> **TO DO**: Search the data for the word "JSON" and copy every line where it occurs.

RECORD EXCERPTS below:

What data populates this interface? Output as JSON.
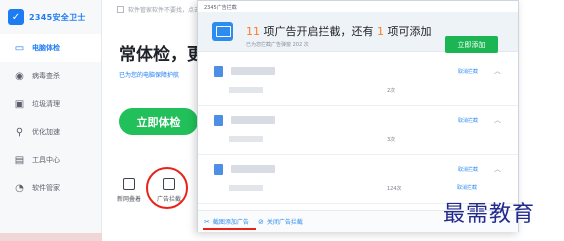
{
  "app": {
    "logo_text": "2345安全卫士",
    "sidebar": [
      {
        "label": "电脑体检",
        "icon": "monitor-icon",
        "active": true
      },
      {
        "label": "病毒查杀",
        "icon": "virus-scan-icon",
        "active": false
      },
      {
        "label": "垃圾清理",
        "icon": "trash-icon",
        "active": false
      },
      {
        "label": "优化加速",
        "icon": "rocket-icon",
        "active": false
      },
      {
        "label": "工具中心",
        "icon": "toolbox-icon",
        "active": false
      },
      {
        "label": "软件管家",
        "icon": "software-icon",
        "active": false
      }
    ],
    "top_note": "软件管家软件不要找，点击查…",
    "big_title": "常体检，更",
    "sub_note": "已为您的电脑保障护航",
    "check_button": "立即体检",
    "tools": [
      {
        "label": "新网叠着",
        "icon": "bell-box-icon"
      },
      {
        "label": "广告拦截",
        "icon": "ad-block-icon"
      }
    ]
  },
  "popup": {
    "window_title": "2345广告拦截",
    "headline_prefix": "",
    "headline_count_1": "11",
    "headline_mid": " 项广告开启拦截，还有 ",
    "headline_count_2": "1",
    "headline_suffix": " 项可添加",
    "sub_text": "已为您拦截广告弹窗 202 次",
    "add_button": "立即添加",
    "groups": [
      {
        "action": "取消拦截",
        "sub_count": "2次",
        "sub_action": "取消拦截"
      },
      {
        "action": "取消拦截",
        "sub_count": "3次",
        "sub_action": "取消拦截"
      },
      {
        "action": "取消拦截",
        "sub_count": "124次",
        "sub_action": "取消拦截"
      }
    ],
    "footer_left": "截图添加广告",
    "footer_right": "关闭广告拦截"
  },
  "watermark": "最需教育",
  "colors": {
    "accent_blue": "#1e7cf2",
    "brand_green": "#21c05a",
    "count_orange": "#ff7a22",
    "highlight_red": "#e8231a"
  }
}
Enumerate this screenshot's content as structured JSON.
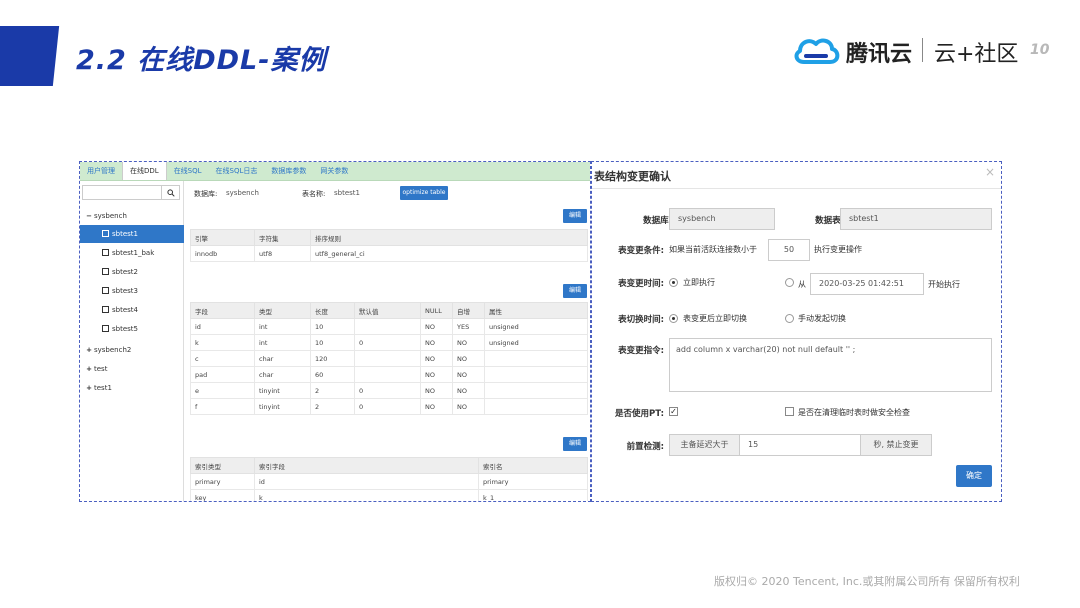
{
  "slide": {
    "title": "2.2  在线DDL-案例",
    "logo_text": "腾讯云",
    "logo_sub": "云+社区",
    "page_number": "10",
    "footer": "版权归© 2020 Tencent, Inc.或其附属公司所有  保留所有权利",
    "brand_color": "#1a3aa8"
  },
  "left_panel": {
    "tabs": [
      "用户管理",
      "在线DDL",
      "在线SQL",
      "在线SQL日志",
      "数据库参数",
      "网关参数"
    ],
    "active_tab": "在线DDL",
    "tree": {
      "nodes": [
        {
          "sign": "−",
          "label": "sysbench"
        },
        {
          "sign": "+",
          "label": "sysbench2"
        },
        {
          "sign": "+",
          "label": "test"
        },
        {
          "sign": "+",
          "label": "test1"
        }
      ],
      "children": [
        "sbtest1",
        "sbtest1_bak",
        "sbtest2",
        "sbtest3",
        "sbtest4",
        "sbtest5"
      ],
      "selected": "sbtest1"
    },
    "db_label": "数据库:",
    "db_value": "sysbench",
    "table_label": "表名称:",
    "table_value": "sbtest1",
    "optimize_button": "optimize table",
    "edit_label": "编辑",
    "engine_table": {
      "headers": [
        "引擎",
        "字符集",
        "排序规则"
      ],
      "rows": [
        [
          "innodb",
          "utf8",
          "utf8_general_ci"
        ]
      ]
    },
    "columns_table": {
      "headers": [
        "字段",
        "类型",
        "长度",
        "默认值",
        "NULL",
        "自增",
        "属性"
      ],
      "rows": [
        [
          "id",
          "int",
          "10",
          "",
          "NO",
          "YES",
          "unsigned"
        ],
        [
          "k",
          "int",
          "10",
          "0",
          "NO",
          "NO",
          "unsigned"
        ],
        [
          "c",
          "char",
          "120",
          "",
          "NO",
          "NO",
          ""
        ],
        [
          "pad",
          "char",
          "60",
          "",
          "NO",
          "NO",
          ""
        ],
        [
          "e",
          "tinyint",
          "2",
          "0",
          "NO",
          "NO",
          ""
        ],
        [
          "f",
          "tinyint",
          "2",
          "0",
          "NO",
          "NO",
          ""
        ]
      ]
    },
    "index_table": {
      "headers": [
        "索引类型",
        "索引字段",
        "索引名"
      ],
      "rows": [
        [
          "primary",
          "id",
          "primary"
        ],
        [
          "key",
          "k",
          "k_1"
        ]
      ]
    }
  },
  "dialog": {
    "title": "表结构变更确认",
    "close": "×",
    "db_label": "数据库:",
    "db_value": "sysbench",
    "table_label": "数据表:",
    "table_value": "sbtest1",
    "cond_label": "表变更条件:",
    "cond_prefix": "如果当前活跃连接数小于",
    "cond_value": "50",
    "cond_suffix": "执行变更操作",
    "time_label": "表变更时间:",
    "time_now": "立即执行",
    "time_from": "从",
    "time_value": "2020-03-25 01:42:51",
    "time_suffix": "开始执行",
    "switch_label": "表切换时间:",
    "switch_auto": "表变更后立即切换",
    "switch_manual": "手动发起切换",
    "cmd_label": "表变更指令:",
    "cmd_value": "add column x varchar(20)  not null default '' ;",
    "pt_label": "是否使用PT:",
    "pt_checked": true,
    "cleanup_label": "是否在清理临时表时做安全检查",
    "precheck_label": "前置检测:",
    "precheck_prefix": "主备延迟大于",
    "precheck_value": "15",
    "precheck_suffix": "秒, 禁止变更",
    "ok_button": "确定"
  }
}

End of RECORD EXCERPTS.

> **SOLUTION TO THE EXERCISE**:
What data populates this interface? Output as JSON.
Enumerate this screenshot's content as structured JSON.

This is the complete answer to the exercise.